Paragraph (1) shall apply to the creation, assignment, or recognition of a right to any benefit payable with respect to a participant pursuant to a domestic relations order [ed: paragraph one prohibits alienation or assignment of plan benefits], except that paragraph (1) shall not apply if the order is determined to be a qualified domestic relations order. Each pension plan shall provide for the payment of benefits in accordance with the applicable requirements of any qualified domestic relations order.
What qualifies as a QDRO? That's a tricky question, and you want to be sure to speak to an attorney. However, the minimum requirements of a QDRO are discussed at 29 U.S. Code § 1056(d)(3)(B), (d)(3)(C), (d)(3)(D). Essentially, they are:
[A plan] which creates or recognizes the existence of an alternate payee’s right to, or assigns to an alternate payee the right to, receive all or a portion of the benefits payable with respect to a participant under a plan, and

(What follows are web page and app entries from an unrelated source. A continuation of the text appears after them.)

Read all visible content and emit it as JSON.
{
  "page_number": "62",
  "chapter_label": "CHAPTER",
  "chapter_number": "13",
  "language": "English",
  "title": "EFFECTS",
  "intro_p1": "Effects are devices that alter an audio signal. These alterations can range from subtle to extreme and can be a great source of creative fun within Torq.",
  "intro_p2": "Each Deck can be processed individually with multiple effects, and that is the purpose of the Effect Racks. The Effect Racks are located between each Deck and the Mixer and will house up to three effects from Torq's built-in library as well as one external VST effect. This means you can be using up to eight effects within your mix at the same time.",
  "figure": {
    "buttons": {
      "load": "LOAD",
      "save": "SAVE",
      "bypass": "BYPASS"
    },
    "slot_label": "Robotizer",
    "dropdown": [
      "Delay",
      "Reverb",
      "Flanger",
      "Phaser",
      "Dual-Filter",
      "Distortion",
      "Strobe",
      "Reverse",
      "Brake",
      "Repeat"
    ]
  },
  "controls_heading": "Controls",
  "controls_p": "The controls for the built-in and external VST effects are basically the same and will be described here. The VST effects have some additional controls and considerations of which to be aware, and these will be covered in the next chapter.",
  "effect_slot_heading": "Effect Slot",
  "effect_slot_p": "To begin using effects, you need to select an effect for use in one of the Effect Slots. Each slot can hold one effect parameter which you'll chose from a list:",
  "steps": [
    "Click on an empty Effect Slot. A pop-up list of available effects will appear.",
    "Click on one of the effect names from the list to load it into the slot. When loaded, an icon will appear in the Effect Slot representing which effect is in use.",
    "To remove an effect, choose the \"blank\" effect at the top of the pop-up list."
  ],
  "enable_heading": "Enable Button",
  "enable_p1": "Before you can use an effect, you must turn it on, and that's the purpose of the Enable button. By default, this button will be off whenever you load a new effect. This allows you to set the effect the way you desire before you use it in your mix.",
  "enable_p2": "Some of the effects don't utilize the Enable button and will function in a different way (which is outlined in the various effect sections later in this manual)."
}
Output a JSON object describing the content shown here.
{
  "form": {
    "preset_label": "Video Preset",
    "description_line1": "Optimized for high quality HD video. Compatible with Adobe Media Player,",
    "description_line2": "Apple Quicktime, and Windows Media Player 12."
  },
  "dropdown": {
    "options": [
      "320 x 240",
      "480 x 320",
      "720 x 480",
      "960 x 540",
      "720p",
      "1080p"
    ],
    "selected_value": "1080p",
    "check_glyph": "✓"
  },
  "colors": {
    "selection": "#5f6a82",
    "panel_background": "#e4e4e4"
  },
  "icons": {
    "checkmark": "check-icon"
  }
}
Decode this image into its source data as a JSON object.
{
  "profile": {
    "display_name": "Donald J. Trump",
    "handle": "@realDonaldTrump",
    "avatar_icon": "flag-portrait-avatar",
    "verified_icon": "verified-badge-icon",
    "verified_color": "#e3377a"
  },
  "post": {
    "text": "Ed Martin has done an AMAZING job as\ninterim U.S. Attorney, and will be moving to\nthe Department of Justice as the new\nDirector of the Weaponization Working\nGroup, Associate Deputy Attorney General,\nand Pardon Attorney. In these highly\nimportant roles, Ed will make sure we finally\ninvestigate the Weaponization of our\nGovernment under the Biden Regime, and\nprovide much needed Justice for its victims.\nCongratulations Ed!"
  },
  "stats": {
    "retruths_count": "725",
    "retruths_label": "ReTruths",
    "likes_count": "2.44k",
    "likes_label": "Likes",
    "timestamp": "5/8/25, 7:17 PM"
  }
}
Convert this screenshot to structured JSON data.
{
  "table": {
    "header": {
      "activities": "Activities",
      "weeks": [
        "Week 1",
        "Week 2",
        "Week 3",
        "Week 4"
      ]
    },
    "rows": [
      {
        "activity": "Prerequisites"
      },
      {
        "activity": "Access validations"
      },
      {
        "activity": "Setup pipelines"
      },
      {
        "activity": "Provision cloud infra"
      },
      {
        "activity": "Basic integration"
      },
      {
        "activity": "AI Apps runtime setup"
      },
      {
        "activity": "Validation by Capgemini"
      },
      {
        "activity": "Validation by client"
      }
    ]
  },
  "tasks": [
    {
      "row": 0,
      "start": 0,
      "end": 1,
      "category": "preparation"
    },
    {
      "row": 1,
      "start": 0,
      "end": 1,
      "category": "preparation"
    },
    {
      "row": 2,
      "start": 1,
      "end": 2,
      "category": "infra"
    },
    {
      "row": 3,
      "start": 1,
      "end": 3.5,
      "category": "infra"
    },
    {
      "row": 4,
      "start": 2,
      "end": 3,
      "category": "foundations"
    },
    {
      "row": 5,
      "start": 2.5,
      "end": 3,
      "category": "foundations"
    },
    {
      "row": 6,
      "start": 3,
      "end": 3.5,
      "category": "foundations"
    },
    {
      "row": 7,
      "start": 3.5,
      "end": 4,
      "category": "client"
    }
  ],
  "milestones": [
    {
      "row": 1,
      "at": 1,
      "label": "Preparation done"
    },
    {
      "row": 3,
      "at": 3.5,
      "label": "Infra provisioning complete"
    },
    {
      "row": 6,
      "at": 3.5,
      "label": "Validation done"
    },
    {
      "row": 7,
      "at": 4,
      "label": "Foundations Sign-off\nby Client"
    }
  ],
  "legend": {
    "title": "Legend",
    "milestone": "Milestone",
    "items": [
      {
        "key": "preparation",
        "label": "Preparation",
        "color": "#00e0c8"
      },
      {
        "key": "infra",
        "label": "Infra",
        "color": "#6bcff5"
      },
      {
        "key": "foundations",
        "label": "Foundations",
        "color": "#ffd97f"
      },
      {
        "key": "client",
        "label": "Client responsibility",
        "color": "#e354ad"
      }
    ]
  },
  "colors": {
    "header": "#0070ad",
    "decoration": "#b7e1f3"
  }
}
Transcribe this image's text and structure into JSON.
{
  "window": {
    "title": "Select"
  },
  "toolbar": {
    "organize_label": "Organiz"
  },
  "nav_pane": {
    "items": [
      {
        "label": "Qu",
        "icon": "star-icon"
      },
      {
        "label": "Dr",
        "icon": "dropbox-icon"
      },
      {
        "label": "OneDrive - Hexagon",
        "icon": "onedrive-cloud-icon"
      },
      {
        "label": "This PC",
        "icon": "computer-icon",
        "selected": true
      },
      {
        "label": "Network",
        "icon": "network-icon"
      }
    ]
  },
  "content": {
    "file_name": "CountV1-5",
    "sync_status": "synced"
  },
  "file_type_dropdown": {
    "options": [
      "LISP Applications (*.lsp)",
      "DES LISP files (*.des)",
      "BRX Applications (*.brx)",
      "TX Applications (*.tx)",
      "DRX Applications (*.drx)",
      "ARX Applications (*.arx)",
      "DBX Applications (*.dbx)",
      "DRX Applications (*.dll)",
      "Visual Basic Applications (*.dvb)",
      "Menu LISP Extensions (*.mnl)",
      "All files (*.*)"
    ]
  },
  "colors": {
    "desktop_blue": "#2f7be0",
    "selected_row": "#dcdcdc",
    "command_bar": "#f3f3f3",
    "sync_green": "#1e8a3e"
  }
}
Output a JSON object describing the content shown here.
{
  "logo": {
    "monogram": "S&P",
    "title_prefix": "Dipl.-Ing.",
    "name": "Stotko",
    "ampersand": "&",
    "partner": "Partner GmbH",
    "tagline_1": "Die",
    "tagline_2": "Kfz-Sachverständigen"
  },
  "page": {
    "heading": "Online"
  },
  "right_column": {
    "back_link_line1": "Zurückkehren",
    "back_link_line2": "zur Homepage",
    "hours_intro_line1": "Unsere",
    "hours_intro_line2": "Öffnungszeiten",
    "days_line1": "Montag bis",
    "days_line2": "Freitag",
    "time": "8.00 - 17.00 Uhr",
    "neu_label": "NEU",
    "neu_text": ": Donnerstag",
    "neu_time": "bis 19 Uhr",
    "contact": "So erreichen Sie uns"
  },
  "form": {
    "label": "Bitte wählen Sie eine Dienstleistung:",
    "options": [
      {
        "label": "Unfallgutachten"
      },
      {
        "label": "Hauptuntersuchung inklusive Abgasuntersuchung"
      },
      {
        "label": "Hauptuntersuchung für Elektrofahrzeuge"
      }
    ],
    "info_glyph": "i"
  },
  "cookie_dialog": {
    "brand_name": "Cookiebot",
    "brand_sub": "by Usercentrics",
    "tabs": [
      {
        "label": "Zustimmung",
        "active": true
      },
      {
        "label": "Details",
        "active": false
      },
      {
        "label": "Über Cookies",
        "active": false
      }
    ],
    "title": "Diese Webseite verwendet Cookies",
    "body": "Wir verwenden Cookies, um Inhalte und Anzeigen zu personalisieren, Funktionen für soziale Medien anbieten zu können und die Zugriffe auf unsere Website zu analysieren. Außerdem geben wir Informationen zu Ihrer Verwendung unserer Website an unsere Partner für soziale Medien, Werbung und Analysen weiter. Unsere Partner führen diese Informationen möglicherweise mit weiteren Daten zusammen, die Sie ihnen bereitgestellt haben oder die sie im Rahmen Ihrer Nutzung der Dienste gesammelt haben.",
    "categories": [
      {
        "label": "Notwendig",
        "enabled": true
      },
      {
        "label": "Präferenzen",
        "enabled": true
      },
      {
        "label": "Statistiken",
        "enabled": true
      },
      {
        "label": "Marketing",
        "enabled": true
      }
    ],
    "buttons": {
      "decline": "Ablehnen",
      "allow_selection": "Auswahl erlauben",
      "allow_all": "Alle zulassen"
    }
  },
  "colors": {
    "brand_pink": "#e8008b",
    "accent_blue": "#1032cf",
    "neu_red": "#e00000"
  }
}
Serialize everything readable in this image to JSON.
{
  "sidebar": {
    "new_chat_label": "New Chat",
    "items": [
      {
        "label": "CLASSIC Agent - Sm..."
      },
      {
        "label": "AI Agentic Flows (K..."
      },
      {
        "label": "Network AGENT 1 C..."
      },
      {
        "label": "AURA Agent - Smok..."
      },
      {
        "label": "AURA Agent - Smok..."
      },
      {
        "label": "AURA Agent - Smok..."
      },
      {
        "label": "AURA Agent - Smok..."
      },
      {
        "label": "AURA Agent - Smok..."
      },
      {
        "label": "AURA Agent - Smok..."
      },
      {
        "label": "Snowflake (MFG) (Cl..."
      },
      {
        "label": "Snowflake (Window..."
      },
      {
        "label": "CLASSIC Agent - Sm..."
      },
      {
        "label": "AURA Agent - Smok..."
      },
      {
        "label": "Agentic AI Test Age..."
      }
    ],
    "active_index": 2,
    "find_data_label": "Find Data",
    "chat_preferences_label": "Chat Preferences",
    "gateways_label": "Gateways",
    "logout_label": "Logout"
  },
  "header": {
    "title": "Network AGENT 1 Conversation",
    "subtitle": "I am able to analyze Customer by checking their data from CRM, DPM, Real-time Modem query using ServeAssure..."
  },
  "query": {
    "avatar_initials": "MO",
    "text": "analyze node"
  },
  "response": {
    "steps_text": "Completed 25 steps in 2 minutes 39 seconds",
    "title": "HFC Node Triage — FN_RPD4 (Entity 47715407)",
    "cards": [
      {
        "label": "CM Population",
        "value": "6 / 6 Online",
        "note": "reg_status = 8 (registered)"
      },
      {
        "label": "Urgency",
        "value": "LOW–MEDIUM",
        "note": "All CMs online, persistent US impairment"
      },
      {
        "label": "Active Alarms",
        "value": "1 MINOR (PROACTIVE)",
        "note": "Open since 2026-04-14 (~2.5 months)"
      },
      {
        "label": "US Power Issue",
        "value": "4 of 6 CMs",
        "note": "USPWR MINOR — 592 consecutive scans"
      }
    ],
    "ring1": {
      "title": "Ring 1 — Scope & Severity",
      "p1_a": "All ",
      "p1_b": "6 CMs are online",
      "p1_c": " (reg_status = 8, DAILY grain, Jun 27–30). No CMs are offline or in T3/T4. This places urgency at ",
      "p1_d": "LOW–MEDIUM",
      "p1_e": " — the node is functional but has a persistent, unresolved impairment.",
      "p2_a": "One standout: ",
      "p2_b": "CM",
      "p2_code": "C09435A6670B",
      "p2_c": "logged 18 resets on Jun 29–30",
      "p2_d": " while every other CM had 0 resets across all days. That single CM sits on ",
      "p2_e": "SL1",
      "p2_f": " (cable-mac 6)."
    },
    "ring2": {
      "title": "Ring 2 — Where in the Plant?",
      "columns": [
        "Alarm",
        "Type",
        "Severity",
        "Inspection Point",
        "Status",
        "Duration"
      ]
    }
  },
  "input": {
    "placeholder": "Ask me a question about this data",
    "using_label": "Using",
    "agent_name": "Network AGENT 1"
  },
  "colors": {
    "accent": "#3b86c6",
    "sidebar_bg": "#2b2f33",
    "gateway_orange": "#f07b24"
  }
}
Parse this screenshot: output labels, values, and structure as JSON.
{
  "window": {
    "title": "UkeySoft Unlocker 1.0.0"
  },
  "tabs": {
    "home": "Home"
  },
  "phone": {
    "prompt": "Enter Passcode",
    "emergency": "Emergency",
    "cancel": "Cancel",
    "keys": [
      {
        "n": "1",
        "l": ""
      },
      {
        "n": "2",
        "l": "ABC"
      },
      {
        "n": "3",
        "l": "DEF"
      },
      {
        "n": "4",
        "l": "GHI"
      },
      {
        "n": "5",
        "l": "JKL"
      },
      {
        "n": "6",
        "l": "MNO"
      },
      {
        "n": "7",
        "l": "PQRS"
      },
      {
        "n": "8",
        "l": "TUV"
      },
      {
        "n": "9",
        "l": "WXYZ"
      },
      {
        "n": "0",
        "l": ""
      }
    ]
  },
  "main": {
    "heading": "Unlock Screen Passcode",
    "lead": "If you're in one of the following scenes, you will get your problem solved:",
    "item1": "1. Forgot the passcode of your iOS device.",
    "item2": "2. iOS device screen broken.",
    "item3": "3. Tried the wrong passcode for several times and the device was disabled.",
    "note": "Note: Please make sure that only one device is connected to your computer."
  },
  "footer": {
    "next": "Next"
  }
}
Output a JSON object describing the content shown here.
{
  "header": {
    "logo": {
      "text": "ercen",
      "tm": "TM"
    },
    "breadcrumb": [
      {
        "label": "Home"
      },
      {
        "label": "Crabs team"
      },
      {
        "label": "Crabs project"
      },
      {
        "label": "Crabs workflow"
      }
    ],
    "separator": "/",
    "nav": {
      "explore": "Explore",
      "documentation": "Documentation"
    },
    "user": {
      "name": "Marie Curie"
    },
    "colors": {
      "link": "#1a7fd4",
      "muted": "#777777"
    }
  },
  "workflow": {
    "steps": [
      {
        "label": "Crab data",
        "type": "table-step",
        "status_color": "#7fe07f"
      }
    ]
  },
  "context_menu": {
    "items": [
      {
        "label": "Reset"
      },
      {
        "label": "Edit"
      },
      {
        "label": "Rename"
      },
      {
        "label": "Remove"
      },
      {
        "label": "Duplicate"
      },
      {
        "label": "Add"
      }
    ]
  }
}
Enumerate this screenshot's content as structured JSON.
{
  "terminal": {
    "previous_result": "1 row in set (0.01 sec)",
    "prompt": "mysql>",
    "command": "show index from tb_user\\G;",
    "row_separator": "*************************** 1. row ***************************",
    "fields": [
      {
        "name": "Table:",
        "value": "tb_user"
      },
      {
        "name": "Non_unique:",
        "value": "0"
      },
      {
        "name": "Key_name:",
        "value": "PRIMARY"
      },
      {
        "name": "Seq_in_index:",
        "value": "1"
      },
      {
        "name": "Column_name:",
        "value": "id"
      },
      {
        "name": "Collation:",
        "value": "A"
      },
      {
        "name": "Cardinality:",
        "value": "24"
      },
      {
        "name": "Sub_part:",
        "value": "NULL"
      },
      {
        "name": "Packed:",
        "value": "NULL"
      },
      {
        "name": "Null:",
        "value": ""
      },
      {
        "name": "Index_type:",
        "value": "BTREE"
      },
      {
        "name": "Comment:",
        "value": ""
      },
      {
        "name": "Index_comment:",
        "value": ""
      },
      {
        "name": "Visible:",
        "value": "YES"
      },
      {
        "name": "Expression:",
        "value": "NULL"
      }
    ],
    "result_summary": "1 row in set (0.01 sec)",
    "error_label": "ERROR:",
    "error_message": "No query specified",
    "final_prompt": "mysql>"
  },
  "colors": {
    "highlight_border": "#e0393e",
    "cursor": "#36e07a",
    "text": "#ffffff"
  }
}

- (i)the name and the last known mailing address (if any) of the participant and the name and mailing address of each alternate payee covered by the order,
- (ii)the amount or percentage of the participant’s benefits to be paid by the plan to each such alternate payee, or the manner in which such amount or percentage is to be determined,
- (iii)the number of payments or period to which such order applies, and
- (iv)each plan to which such order applies and
- (i)does not require a plan to provide any type or form of benefit, or any option, not otherwise provided under the plan,
- (ii)does not require the plan to provide increased benefits (determined on the basis of actuarial value), and
- (iii)does not require the payment of benefits to an alternate payee which are required to be paid to another alternate payee under another order previously determined to be a qualified domestic relations order.
Now a QDRO generally comes in two flavors: shared payment and split interest. The code that discusses these provisions can be found at 29 U.S. Code § 1056(d)(3)(C)(ii) [requires the plan to specify how the benefits should be paid -- see above]. If you don't like ERISA code (that's 29 U.S. Code), you can saunter over to the Internal Revenue Code for the exact same wording -- see 26 U.S. Code §414(p)(2)(B). Exciting.
SHARED PAYMENT: Under this approach, the alternate payee (that's the spouse who is getting part of the benefit in the divorce settlement) does not segregate a lump sum from the participant (that's the person that owns the plan now). Instead, when the participant retires, part of the payment he/she receives each period (usually once per month) is paid to the alternate payee.
SPLIT INTEREST: Under this approach, at the time the QDRO is implement by the plan administrator, a portion is split off from the participant and assigned to the alternate payee. This amount may then be maintained in the plan, distributed to another retirement account, or paid in a lump sum (often with penalties) to the alternate payee.
There is a considerable amount of calculation and planning that must go into advising a client on how best to handle retirement benefits. This includes such things as gain/loss provision for split interest (determining when the actual split occurs such that changes in the value of the plan total are reflected (gain or loss) in the alternate payees distribution -- or not), the duration of the payments under the plan, the taxable implications of rollovers, etc.
QDRO's can be tricky, but can be managed well if planned in advance of the actual divorce trial or settlement. Do not be pressured into agreeing to any term within the QDRO, and be sure to read the QDRO carefully. The differences as to how much is paid, who shares the gain/loss risk, and when payments are made is critical. Further, and most importantly, make sure that a QDRO is the right tool for dividing the retirement amount.
Do you need help drafting or reviewing a QDRO? Contact us! We can help. We operate in Virginia, Maryland, and DC -- and we have many years of family law experience.
Sean R. Hanover, Esq.
The Hanover Law Firm is located in Washington, DC and Fairfax, VA. We practice
in both state and federal courts in VA, MD, and DC.